It’s easy to post your photos on Facebook. What’s not so easy is managing them—organizing all your digital files so that you can find individual pictures without scrolling through hundreds.
Bradly Treadaway, digital media coordinator and faculty member at the International Center of Photography in New York, knows how overwhelming the task can be. He recently digitized about 5,000 printed photos and slides from his family, some of which date back 180 years. Developing a system for managing your photos is “like learning a new language,” he says.
The key to staying organized is doing a lot of work up front to sort and label the photos when you first transfer them from camera to computer. Mr. Treadaway keeps his main collection on a hard drive, rather than in a Web-based archive, because he feels that photo-management programs for computers offer more choices for how to edit, share and retain the photos.
Mr. Treadaway uses Adobe Photoshop Lightroom; for nonprofessionals, he suggests programs like iPhoto or the desktop version of Google‘s Picasa.
He starts by importing files from his camera into “albums,” or computer folders, that are titled by date and event, for instance, “Thanksgiving 2010.” On days when he just takes several snapshots, he files them in a more generic album such as “Springtime 2011,” where recent photographs of friends hanging out at Central Park wound up. Eventually, groups of albums are collected in a folder for the year.

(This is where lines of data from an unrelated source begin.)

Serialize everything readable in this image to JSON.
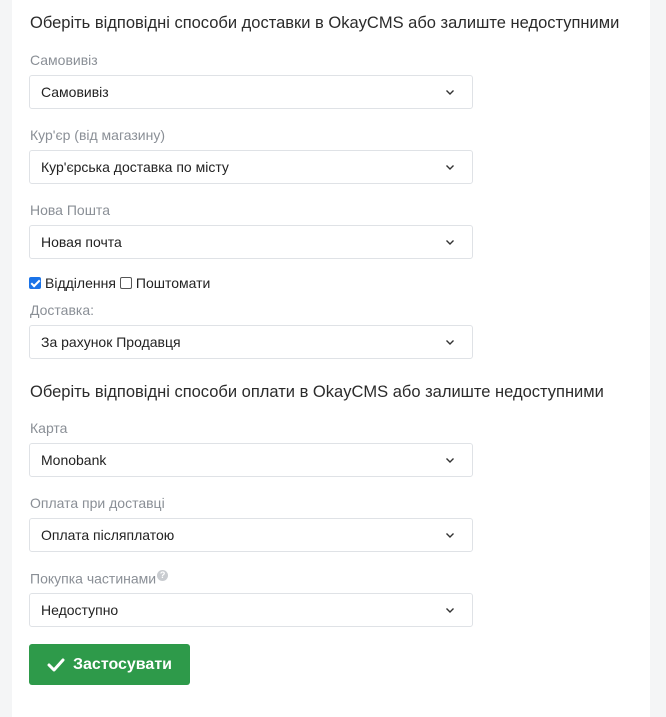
{
  "delivery": {
    "title": "Оберіть відповідні способи доставки в OkayCMS або залиште недоступними",
    "pickup": {
      "label": "Самовивіз",
      "value": "Самовивіз"
    },
    "courier": {
      "label": "Кур'єр (від магазину)",
      "value": "Кур'єрська доставка по місту"
    },
    "nova_poshta": {
      "label": "Нова Пошта",
      "value": "Новая почта"
    },
    "checkbox_branches": {
      "label": "Відділення",
      "checked": true
    },
    "checkbox_postomats": {
      "label": "Поштомати",
      "checked": false
    },
    "shipping_cost": {
      "label": "Доставка:",
      "value": "За рахунок Продавця"
    }
  },
  "payment": {
    "title": "Оберіть відповідні способи оплати в OkayCMS або залиште недоступними",
    "card": {
      "label": "Карта",
      "value": "Monobank"
    },
    "cod": {
      "label": "Оплата при доставці",
      "value": "Оплата післяплатою"
    },
    "installments": {
      "label": "Покупка частинами",
      "value": "Недоступно",
      "help_icon": "?"
    }
  },
  "apply_button": {
    "label": "Застосувати",
    "icon": "checkmark-icon"
  },
  "colors": {
    "accent_green": "#2e9a4a",
    "checkbox_blue": "#1a73e8",
    "label_gray": "#8a8f96"
  }
}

Each time he imports new photos, Mr. Treadaway labels them with important terms, such as the name of an event or date. Then he adds as many as 10 more keywords to specific photos. For the birth of his nephew, for instance, he tagged photos with his nephew’s name, the birth date, the hospital location and the names of family members holding his nephew. These data help him search for photographs later.

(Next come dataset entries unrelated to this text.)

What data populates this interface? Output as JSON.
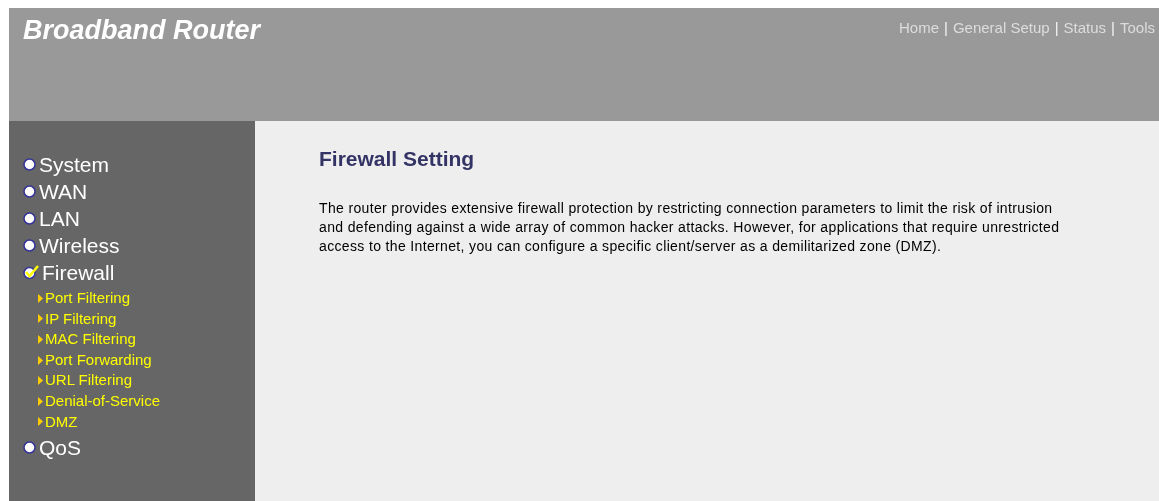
{
  "header": {
    "title": "Broadband Router",
    "nav": [
      {
        "kind": "link",
        "label": "Home"
      },
      {
        "kind": "separator",
        "label": "|"
      },
      {
        "kind": "link",
        "label": "General Setup"
      },
      {
        "kind": "separator",
        "label": "|"
      },
      {
        "kind": "link",
        "label": "Status"
      },
      {
        "kind": "separator",
        "label": "|"
      },
      {
        "kind": "link",
        "label": "Tools"
      }
    ]
  },
  "sidebar": {
    "items": [
      {
        "label": "System",
        "selected": false
      },
      {
        "label": "WAN",
        "selected": false
      },
      {
        "label": "LAN",
        "selected": false
      },
      {
        "label": "Wireless",
        "selected": false
      },
      {
        "label": "Firewall",
        "selected": true,
        "children": [
          {
            "label": "Port Filtering"
          },
          {
            "label": "IP Filtering"
          },
          {
            "label": "MAC Filtering"
          },
          {
            "label": "Port Forwarding"
          },
          {
            "label": "URL Filtering"
          },
          {
            "label": "Denial-of-Service"
          },
          {
            "label": "DMZ"
          }
        ]
      },
      {
        "label": "QoS",
        "selected": false
      }
    ]
  },
  "content": {
    "heading": "Firewall Setting",
    "description": "The router provides extensive firewall protection by restricting connection parameters to limit the risk of intrusion and defending against a wide array of common hacker attacks. However, for applications that require unrestricted access to the Internet, you can configure a specific client/server as a demilitarized zone (DMZ)."
  }
}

Typically, he transfers photos from his camera to his computer at least once a month or just after an event. His photos also get backed up on an external hard drive on a regular basis.
After labeling, Mr. Treadaway uses the software’s star rating system to signify which shots he likes the best. Most software has stars or color labels to help users pinpoint favorites.
“If I have 10 photographs of the same thing, one would be the superior, with the best expression and the best composition,” he says.
Once he finds the best shots, he creates edited collections of his initial uploads. Collections, which are somewhat like “playlists” on iTunes, can range from the best pictures of an event to his favorite photos from all of the travel he’s done that year.
Mr. Treadaway reassesses his photo collections annually and selects his favorite shots for the year, which he then edits and shares. Mr. Treadaway recommends that everyone spend a few minutes editing their images. If nothing else, “most of this software also has a one-button autocorrect,” he says.
To help him visualize how prints will look on paper, Mr. Treadaway prints out a contact sheet with small images from each annual collection. Afterwards, he’ll make prints or share online links with friends. Usually, he uploads snapshots he wants to share to the Flickr website.
Sometimes Mr. Treadaway will create photo books, such as those available on Shutterfly or Snapfish, to give as presents. By this time, he’s winnowed down his shots to only the best.
“The editing process is about chiseling away the excess,” he says